Pillar is slowly…slowly…making a believer of me. Is this the season when he finally puts it all together and starts hitting at the big league level like he did in the minors? He’s already proved his value as an outfielder, confronting and vastly overcoming the many doubts about his abilities that had him undervalued his whole career. But now…at least, for now…he’s the second best hitter the Blue Jays have (.283/.313/.391): only Josh Donaldson is better. Is this sustainable? Can he get even better? If so, then this could be the birth of a superstar, and if that happens I want to be there watching it unfold every step of the way.
Stroman and Sanchez
I have never cared about the off-field lives of players (so long as that didn’t impact their performance on the field, or was so egregious that they are pieces of human garbage who shouldn’t even be in the game) so I don’t give a hoot about the “Strochez bromance” that so many other people seem to give a hoot about.
But the show that they have together put on over the last couple of years, the sheer drama of what they have individually and together accomplished, is some of the best baseball I’ve ever had the privilege to be part off.

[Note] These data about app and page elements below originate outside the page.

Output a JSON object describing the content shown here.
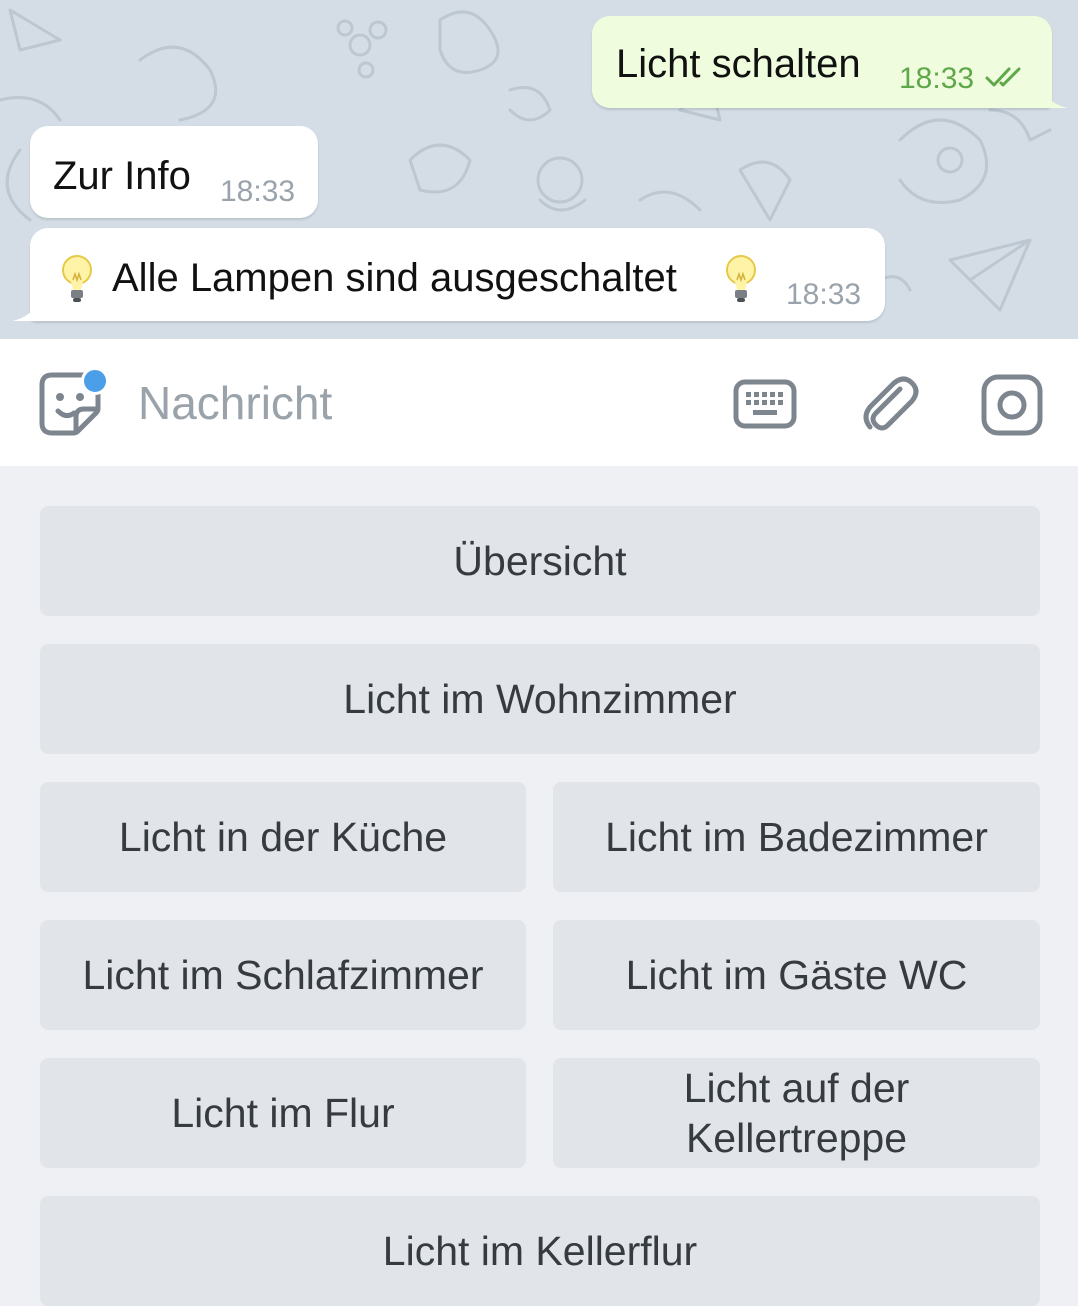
{
  "chat": {
    "messages": [
      {
        "direction": "outgoing",
        "text": "Licht schalten",
        "time": "18:33",
        "status": "read"
      },
      {
        "direction": "incoming",
        "text": "Zur Info",
        "time": "18:33"
      },
      {
        "direction": "incoming",
        "text": "Alle Lampen sind ausgeschaltet",
        "time": "18:33",
        "emoji_before": "💡",
        "emoji_after": "💡"
      }
    ]
  },
  "input_bar": {
    "placeholder": "Nachricht",
    "left_icon": "sticker-icon",
    "right_icons": [
      "keyboard-icon",
      "paperclip-icon",
      "camera-icon"
    ],
    "badge_color": "#4a9fe8"
  },
  "keyboard": {
    "rows": [
      [
        "Übersicht"
      ],
      [
        "Licht im Wohnzimmer"
      ],
      [
        "Licht in der Küche",
        "Licht im Badezimmer"
      ],
      [
        "Licht im Schlafzimmer",
        "Licht im Gäste WC"
      ],
      [
        "Licht im Flur",
        "Licht auf der Kellertreppe"
      ],
      [
        "Licht im Kellerflur"
      ]
    ]
  },
  "colors": {
    "chat_background": "#d4dde6",
    "outgoing_bubble": "#effdde",
    "incoming_bubble": "#ffffff",
    "read_check": "#5fa84a",
    "keyboard_button": "#e1e5ea",
    "keyboard_background": "#eef0f4"
  }
}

2015: Stroman gets hurt in a spring training drill and everyone falls into despair, sure that the playoffs are now out of reach; Stroman vows to return by September, and then holy moly he does, and he’s incredible!
2016: Sanchez spends the winter with Stroman, remaking his body, then comes to spring training destined for the bullpen, but then pitches so well he has to be in the rotation, but he’s destined for the bullpen; but then he pitches so well that he remains in the rotation.
This is all incredible, compelling, entertaining stuff and I am delighted to have seen it all. What is even better is that Stroman and Sanchez have together evolved into one of the greatest young pitching duos in the major leagues, a so-called “one two punch” that any team would die for, and they are both going to be Blue Jays for a long time. How good can they get? What are they going to do this season to stay ahead of the scouting reports by other teams? Just how impressive can they become? I want to know the answers to these questions; I want to be part of it.
One More Cliché
If all that’s not enough to keep you interested, to give you a reason to keep following the games without getting myopic about “Are they in first place?” or “Will they make the playoffs?” then I can only assume that you’re not really suited for baseball fandom and would recommend that you resume your obsession with the NHL playoffs where every year half the teams get to play a second season and go home with their participation trophy.
Because it isn’t like that in baseball. In baseball, every day is new day, and every game is just one more step in a very long, ever evolving and never dull narrative that is the season.
And in baseball—as it is now, as it shall be and as it has even been—any team can beat any other team on any given day, so you better keep watching because you never know what’s going to happen.
But whatever it is, it’s going to be great.